And really, that is what it comes down to. Looking at your habits. Considering what you use water for and what rooms use the most. And then putting devices in place that allow you to automatically save water without thinking.
Here are some devices that I recommend installing, so you don’t have to think twice about the water you’re using.
Water Saving Devices to Help Slash Your Water Bills
One Touch Tap
I’ve written about these devices before, but they are an aerator that you can put on the end of any tap, and when the tap is on, it turns your tap into a One Touch Tap, where you tap the underside of the aerator and the water comes on. I only use these on the bath spout and in the kitchen as these are where my girls use water most often. What I love about these One Touch Tap aerators, is that if you ever need to change the washers or if the mixer spout drips water, the aerator won’t allow those drips to go down the drain, but you can still use the tap when needed.

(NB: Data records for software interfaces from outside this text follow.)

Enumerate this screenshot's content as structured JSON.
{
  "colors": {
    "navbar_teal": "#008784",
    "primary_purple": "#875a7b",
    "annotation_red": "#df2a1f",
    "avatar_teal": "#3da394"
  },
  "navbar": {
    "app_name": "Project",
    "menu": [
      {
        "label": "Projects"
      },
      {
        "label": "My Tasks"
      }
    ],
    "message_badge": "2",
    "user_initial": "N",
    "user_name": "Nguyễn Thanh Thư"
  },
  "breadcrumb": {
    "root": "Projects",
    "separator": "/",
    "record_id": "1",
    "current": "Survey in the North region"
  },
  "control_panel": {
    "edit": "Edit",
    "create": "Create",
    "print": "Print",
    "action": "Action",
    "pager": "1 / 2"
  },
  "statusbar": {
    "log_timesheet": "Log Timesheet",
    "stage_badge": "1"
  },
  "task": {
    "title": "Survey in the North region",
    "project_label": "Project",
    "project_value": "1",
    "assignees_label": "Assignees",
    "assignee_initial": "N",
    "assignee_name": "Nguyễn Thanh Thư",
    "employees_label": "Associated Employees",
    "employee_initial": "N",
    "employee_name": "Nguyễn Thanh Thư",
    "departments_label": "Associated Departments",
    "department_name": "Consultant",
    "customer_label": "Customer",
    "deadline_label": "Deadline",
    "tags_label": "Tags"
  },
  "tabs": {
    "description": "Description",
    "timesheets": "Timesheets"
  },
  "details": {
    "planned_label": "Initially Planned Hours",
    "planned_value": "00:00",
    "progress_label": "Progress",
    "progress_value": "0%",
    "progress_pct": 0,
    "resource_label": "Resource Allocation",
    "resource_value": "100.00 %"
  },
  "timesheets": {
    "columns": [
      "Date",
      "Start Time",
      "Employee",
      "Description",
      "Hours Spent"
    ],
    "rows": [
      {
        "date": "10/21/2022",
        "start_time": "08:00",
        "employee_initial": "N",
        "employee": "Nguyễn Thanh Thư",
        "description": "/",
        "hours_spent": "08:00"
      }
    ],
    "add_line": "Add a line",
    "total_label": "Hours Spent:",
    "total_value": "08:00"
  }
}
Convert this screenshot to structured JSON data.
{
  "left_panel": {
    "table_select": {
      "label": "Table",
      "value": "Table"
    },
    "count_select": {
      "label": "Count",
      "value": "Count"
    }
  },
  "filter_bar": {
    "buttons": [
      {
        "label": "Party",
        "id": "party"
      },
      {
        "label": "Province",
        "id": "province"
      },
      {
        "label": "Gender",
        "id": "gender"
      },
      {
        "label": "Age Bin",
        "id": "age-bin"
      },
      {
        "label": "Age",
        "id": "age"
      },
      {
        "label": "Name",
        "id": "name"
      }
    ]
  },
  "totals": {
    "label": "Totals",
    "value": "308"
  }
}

Water Saving Aerators
These can be purchased from your local plumbing store (you need to check if you require male or female aerators before you head out). You simply remove the existing aerator on your tap spout and replace it with a water saving one. These will reduce the amount of water flowing through the spout. Most new taps will have a standard 3 Star WELS rating (or better) with an automatic reduced flow, but aerators are a great way to reduce the flow on older taps, or further on new taps, if needed.
Water Saving Shower Heads
I’ve again written about this before. Did you know that you’re better off installing a water saving shower head, and standing longer under the shower than restricting your shower time using a standard shower head? I explain more in this post. But to explain further:
If you use an unrestricted shower head that uses approximately 20 Litres of water for 4 minutes, you will use 80 Litres of water. But if you use a restricted shower head (9 Litres per minute) for 8 minutes, you will still have only used 72 Litres, which is still 8 litres less than having a shorter shower with a standard shower head. So it’s better to use a restricted shower rose and still enjoy a longer shower (if it’s warranted). And the best one to use is from Con-Serv as it doesn’t compromise on pressure.
Water Habits Around the Home
Whenever you turn your tap on, you’ve paid for that water that has come through the spout. So half-full drink bottles, cups and even water you’ve used in paddling pools, is water that you’ve paid for and should be re-used.
I tip all the half-full water bottles on my indoor plants and in the oil diffusers around my home. The water is usually room temperature and has been filtered through our Zip Tap. I try not to pour unused water down the sink. I’ve found I’m quite set in my ways now with this.
I also do a double check of taps around the home to ensure there are no leaks. When I see a drip, I know it’s time to get the washers replaced or change the ceramic disc spindles. The One Touch Tap aerators are great to have on for these circumstances until I can fix the leak.
Teaching kids how to be mindful about their water usage is important too. We get our girls not to have the water on while brushing their teeth and make sure they know which button on the toilet is used for number ones and number twos.
Sometimes a spike in our water bill will have me question our water usage. For example, we noticed a spike in our bill when we started giving the girls individual showers. We reverted back to bathing the girls together. But this will change again as they get older. Esther is nearing the age where she will want to shower alone.
Other spikes in water usage can be in yearly events like using a pressure cleaner to clean the roof, or if the water tank has been drained and town water is drawn upon for watering gardens and washing the car.
If you’re looking for more ways to save water, you can check out this post on 30 ways to save water around the home.
We saved $30 from our last water bill – which may not seem a lot, but if you multiplied that by four quarters, that’s $120 and it could have gone towards… a date night or a new dress.
My best advice is make it easy to save water by using devices that don’t make you think twice when turning on the tap.
Do you compare your water bills? How do you save water to slash your water bills? Were you able to catch Phoebe and I on Channel Nine last night?
Special thanks to Channel 9 Queensland for the feature on their water saving story last night.